Cite this dataset

Little, Chelsea J.; Schutz, Zoey B. D. (2022). Data from: Coleoptera associated with intermittent streams and their riparian zones in south coastal British Columbia [Dataset]. Dryad.


Intermittent streams that periodically cease surface flow have long been understudied in ecology and underrepresented in conservation policy. However, they currently account for 30-50% of the global river network, and that number is rising due to anthropogenic water extraction, land-use change, and climate change. We explored the Coleoptera biodiversity of the south Pacific-coast region of British Columbia, Canada, using pitfall traps at perennial and naturally-intermittent stream reaches, in shoreline, dry streambed, and riparian habitats, in both flowing (spring/early summer) and non-flowing (late summer) phases. We found that habitats around perennial reaches had significantly greater abundance of Coleoptera than those around intermittent reaches. However, neither habitat type nor flow regime were significant predictors of taxon richness, and intermittent stream sites featured unique taxa that were not found near perennial streams.
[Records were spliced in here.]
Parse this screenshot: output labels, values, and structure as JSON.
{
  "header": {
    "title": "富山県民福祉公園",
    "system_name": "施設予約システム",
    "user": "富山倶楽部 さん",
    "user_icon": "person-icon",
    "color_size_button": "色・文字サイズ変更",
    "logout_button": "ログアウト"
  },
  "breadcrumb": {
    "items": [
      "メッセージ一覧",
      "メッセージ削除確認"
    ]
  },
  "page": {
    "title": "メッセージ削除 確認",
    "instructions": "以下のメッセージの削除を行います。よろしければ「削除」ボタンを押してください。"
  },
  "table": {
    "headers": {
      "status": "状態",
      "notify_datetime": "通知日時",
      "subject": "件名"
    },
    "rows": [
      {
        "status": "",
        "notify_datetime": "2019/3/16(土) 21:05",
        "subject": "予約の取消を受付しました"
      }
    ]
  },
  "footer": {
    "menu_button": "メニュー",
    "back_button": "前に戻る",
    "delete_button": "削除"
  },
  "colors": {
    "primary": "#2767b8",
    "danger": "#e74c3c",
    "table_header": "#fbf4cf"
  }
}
This aligns with recent results from other taxonomic groups, finding that intermittent ecosystems can host high taxonomic diversity of Coleoptera, on par with or even greater than that of perennial streams. Because intermittent streams will likely become more prevalent within the global river network, we urgently need a better understanding of how different species use these habitats, which can inform appropriate biodiversity conservation efforts and flow management.


The dataset was collected in 2021 around four stream reaches in coastal British Columbia. Each row of data represents a pooled sample comprising six pitfall traps. Traps were deployed in either riparian habitat around the streams, or on the streambank (for flowing streams) or streambed (for dry streams), for an average of seven days per deployment period. Coleoptera individuals were identified to the lowest possible taxonomic level in the laboratory, using a microscope, species identification keys, and species lists from relevant areas. At the same time that pitfall traps were deployed, soil samples were collected from the same locations. Soil moisture was calculated by weighing soil samples before and after drying them in an oven, and ash-free dry mass (AFDM) was calculated after combusting subsamples of soil in a muffle furnace.


Natural Sciences and Engineering Research Council